» What to do
Go through the data below and copy each line where the word "true" occurs.

» Data extracts
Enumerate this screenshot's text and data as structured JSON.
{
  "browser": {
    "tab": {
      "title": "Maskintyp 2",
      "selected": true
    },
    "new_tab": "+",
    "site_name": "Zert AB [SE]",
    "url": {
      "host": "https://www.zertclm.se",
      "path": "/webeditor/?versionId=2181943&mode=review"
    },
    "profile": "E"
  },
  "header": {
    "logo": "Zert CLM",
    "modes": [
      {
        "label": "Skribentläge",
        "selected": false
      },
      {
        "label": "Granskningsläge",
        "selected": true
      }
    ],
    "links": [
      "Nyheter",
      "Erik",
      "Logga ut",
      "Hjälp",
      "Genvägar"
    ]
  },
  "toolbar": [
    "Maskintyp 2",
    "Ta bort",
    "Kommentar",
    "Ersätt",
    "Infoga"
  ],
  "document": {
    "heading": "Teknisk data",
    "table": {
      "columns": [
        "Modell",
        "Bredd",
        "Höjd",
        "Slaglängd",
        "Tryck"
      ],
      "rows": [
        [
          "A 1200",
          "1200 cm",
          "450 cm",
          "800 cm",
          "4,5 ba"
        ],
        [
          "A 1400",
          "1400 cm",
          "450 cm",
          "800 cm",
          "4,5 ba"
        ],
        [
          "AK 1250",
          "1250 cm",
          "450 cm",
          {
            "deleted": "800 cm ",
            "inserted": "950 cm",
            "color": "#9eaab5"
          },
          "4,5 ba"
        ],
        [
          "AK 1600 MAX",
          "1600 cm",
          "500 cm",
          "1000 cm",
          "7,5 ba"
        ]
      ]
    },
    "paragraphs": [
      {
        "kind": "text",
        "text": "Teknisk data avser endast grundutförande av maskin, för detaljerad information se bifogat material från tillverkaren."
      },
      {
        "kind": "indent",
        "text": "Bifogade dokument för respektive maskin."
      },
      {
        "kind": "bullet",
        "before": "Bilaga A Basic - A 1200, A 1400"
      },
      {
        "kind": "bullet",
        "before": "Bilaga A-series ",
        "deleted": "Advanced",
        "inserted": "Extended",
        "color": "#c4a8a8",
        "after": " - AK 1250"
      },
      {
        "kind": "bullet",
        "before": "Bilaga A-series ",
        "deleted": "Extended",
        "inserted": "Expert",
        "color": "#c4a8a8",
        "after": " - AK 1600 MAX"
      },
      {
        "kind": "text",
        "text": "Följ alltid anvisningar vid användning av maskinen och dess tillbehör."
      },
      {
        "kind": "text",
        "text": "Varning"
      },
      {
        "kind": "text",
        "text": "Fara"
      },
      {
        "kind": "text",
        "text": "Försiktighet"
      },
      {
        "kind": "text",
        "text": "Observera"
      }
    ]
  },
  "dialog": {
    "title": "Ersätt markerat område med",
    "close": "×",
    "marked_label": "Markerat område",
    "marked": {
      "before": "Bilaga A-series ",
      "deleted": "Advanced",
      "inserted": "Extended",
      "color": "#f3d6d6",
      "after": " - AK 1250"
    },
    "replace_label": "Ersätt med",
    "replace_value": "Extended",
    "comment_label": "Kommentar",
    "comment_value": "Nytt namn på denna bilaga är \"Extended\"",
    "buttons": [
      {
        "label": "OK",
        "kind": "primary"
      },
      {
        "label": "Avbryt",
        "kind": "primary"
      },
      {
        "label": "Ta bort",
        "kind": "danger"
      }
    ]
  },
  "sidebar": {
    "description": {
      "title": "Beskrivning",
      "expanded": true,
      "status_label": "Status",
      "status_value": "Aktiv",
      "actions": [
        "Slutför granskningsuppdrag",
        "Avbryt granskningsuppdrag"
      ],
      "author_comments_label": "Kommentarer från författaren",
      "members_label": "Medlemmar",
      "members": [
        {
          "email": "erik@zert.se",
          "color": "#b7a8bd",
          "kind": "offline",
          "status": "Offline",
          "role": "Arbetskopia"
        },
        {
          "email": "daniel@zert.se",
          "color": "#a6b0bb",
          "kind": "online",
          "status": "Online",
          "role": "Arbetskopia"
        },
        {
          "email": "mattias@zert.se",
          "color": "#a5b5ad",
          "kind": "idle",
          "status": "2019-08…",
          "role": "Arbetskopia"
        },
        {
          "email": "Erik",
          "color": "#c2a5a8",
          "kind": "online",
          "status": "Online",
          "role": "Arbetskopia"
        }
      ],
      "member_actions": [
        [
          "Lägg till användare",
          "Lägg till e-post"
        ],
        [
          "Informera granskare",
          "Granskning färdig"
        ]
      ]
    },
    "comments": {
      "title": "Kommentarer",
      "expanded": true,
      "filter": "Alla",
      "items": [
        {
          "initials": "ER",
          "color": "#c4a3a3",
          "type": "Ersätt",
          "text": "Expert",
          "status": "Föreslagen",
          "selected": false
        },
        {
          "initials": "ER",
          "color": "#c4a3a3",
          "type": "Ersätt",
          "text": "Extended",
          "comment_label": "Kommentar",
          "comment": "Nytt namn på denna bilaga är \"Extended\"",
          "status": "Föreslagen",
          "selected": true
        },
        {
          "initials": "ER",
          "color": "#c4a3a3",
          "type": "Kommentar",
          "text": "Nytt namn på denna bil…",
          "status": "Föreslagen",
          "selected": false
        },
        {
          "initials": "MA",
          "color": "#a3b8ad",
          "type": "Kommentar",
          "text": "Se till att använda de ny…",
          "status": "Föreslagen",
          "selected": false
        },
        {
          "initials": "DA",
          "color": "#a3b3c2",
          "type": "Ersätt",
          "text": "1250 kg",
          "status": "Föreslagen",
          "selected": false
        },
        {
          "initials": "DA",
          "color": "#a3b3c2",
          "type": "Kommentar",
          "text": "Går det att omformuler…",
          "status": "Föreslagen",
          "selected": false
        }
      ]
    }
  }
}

» Task response
      "selected": true
        "selected": true
      "expanded": true,
      "expanded": true,
          "selected": true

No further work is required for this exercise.